Imagine you’re a mother, living in the ninth century, and your son is handed over to your husband’s political rival for “safe keeping.” You are miles away. There are no emails. You are living in what was once Charlemagne’s great empire, now being contested by his heirs. Even though you’re an aristocrat, you’re isolated. You do want to make sure your boy is growing up good, strong, devout, and, most importantly, respectful to his royal captors, who are punishing your husband for his disloyalty. You’re afraid for your son, body and soul. Also, you want him to remember you.
And as aristocrat, you have certain privileges most other women (peasants, really) of your time do not. Having survived the rigors of childbirth, you’ll likely live longer. Your clothes are finer, your diet heartier. In some cases, you wield political power behind the scenes and, when your husband is away at war, you are the face of the operation; all are answerable to you. (If you had been a queen consort, like Eleanor of Aquitaine, you would have ruled an empire.) You have some education. You can read, but perhaps you never learned to write, which meant at the time that you weren’t truly literate. Literacy is for clerks, but you have access to those.
Your son, William, is fifteen. His younger brother—your other son—was a baby when he, too, was taken away. You don’t know him. William is older and might listen, even from a distance. What do you write to him?
Before we go any further, there is something you should keep in mind. All medieval literature is derivative. That’s not to knock medieval literature. Not in the least. Originality is overrated. We fetishize it, but mainly because we can’t admit it doesn’t really exist. In the Middle Ages, they weren’t only not trying to be original, but originality was highly suspect. If you wanted to be taken seriously, you emulated the ancients. Aristotle for philosophy, Augustine for self-flagellating autobiography. When medieval writers committed their ideas to parchment, there were tried-and-true models they could follow. Didn’t matter what it was. Poetry or Biblical commentary or chronicles or rental accounts … and the rule certainly applied to advice literature.
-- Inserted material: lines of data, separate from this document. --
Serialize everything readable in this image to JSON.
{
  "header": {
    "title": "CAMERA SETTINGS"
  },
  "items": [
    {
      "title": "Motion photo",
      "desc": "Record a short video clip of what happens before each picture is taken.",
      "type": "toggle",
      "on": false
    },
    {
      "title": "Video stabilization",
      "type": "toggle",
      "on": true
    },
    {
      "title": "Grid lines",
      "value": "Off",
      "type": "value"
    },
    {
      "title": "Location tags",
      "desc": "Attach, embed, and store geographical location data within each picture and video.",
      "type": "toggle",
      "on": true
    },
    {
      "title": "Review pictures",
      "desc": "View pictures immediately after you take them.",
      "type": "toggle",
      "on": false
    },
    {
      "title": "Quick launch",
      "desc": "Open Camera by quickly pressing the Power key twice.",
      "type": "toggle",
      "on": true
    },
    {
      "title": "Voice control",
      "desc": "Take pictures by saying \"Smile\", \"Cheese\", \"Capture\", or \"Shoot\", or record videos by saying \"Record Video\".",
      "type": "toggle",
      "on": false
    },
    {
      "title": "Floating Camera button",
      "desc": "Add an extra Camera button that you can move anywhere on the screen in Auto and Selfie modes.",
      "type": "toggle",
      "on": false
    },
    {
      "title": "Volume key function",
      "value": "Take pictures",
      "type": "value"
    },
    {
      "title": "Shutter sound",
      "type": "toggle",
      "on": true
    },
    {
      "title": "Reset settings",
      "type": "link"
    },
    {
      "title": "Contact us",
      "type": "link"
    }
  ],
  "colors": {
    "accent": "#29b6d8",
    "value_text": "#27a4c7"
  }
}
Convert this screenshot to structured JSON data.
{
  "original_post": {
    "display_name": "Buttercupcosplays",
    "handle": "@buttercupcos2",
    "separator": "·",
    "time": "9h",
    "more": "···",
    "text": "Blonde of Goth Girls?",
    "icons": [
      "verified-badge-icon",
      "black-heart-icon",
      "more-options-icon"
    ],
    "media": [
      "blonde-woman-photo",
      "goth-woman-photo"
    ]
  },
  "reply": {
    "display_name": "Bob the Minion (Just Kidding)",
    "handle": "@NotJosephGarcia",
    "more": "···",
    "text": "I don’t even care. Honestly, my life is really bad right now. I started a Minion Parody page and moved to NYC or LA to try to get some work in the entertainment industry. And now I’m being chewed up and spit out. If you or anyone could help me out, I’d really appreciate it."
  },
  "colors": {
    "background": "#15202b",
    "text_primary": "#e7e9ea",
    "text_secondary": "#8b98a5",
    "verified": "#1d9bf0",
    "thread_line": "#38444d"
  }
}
That is what the duchess, Dhuoda of Uzés, decided to gift her son. The Liber Manualis is a handbook of her wisdom, one that he should read, internalize, and apply to his own young life to navigate the complicated feudal politics of the age. Though there are other such books in this genre, Dhuoda’s stands out. First of all, it’s rare that we have a book composed by a woman in this period. I’m a medieval historian, and speaking for the weirdos in my tribe, we cherish anything of this nature we can get. Second, its abundance (some might say overabundance) of maternal touches gives us a window into Dhuoda’s turbulent, emotional existence. Despite her relatively privileged life, things weren’t easy for her. We empathize with her, even though she seems a bit smothering. Though I’m Jewish and Dhuoda was devoutly Catholic, her advice sounds, on the whole, like it came straight out of my mother’s mouth. Or my aunt’s. If they lived in a castle and had nowhere to go.